is not yet clear whether this is caused by a coherent instability. If it is, the active
feedback system (installed to counteract coherent instability, but not yet
operational) should help.
As another option "multiple ejection" could be envisaged, e.g. by capturing
the 100 MeV/c beam into several buckets which are kicked out individually.
Three bunches can be provided relatively easily with the rf-system that works on
harmonic 3 from 300 to 100 MeV/c. The time between ejections is constrained by
the repetition time of the kicker and by the beam lifetime.
The options mentioned so far are more or less straightforward extrapolations
from the design performance. Developments beyond this are constrained mainly
by the space available in the Hall and by scheduling difficulties. This applies to
the request for more experiments and/or more exotic extracted beam patterns.
One may think of using the "beam measurement zone" for an additional
experiment. The magnetic elements and power supplies limit its momentum to
about 300 MeV/c. This DEM line has also been designed for checking the
ejected beam characteristics. A small controlled area is attached to this line.
Once the measurements on the ejected beam are no longer essential, or if they
can co-exist with experimental apparatus, then an additional small experiment
could be attached to the DEM line.
A preliminary study of slow extraction from the AD was done in 1995. No
satisfactory solution was found and the conclusion was that slow extraction is
not feasible without major modifications of the AD.
The AD has started operation with characteristics not far from design
expectations. Work is still needed to improve and consolidate the performance
and to ease the operation.
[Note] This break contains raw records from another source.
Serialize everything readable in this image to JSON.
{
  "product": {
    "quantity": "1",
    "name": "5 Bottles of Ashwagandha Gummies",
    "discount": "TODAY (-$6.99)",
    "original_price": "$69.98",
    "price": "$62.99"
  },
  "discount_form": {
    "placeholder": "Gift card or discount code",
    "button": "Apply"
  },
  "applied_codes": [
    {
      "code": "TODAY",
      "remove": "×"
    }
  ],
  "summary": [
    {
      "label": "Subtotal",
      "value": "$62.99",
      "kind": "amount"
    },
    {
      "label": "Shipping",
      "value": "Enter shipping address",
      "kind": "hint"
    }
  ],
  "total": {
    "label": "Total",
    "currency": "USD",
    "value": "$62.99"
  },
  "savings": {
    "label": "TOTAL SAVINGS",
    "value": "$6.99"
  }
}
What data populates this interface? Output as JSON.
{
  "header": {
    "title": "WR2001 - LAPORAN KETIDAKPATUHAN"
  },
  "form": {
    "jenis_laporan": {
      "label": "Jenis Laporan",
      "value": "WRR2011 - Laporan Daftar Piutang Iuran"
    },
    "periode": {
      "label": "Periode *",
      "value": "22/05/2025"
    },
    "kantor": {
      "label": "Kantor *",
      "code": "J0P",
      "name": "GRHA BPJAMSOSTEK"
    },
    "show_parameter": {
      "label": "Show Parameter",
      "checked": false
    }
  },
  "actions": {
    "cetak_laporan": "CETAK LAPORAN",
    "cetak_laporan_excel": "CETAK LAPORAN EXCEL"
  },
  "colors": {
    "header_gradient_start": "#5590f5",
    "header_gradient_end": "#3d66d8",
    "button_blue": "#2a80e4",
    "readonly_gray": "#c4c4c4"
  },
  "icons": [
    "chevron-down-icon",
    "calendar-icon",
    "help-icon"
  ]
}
Simple developments concerning e.g. the time
structure of the ejected bunches or the intensity per pulse can be envisaged.
More radical improvements like the installation of a further experiment, or using
a higher extracted energy require further study.